—Joan and Ernst Berndt
In Athens, where ancient ruins stand beside modern urban renewal, past and present confront a visitor like few other destinations. This past June, MFA Patrons were transported back to the 5th century BCE, the origins of democracy, and the Athenian empire. Led by Phoebe Segal, Mary Bryce Comstock Curator of Greek and Roman Art, the group also experienced modern Athens, including cutting-edge architecture, cuisine, and modern and contemporary art exhibitions.
One of the hallmarks of MFA Patron Travel is access to behind-the-scenes experiences. In Athens, MFA Patrons were treated to a private tour of the excavations at the Agora, the ancient city’s hub of cultural, political, social, and economic activities. Site director John Camp, the world’s foremost authority on the Agora, led Patrons through the newest part of his dig and explained what they hope to uncover in the coming years. MFA Patrons also attended the Ilias Lalaounis Jewelry Museum for an after-hours tour with the famed jeweler’s daughter, who shared many of the company’s most prized treasures and even allowed us to try some on. After the tour, at a cocktail reception on the museum’s roof, she toasted our group and her admiration for the MFA.
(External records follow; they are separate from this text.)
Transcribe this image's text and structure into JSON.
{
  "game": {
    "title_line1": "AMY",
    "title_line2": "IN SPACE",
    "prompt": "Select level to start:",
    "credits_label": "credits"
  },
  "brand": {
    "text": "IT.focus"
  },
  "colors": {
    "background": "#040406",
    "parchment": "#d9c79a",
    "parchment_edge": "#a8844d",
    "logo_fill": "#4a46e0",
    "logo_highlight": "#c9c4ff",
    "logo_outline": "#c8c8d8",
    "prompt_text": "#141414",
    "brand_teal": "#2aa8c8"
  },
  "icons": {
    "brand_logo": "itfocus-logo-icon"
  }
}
Other highlights of the trip included visits to the Benaki Museum, the Acropolis Museum, the National Archaeological Museum, and the ceramics exhibition “Picasso and Antiquity: Line and Clay” at the Museum of Cycladic Art.
On more than one occasion during the Picasso exhibition, I needed to rely on the exhibition’s didactics to reveal which ceramic was from antiquity and which was from the modern master. Venturing outside the city, Patrons visited the Renzo Piano–designed Stavros Niarchos Foundation Cultural Center; archeological museums in Piraeus, Thebes, and Delphi; and Sounio National Park, where we enjoyed resplendent views from the Temple of Poseidon. Built in antiquity and perched 200 feet above the Aegean, one of the temple’s columns includes graffiti by Lord Byron, who was so moved by the site that he featured it in his poetry.
Day and night the group delighted in the amber allure of the Parthenon crowning the ancient city. We held off visiting the site however, until the end of our trip, thus providing the perfect culmination of a week spent between ancient and modern. By the time we departed, we understood why John Milton described Athens as “the eye of Greece, mother of arts and eloquence.”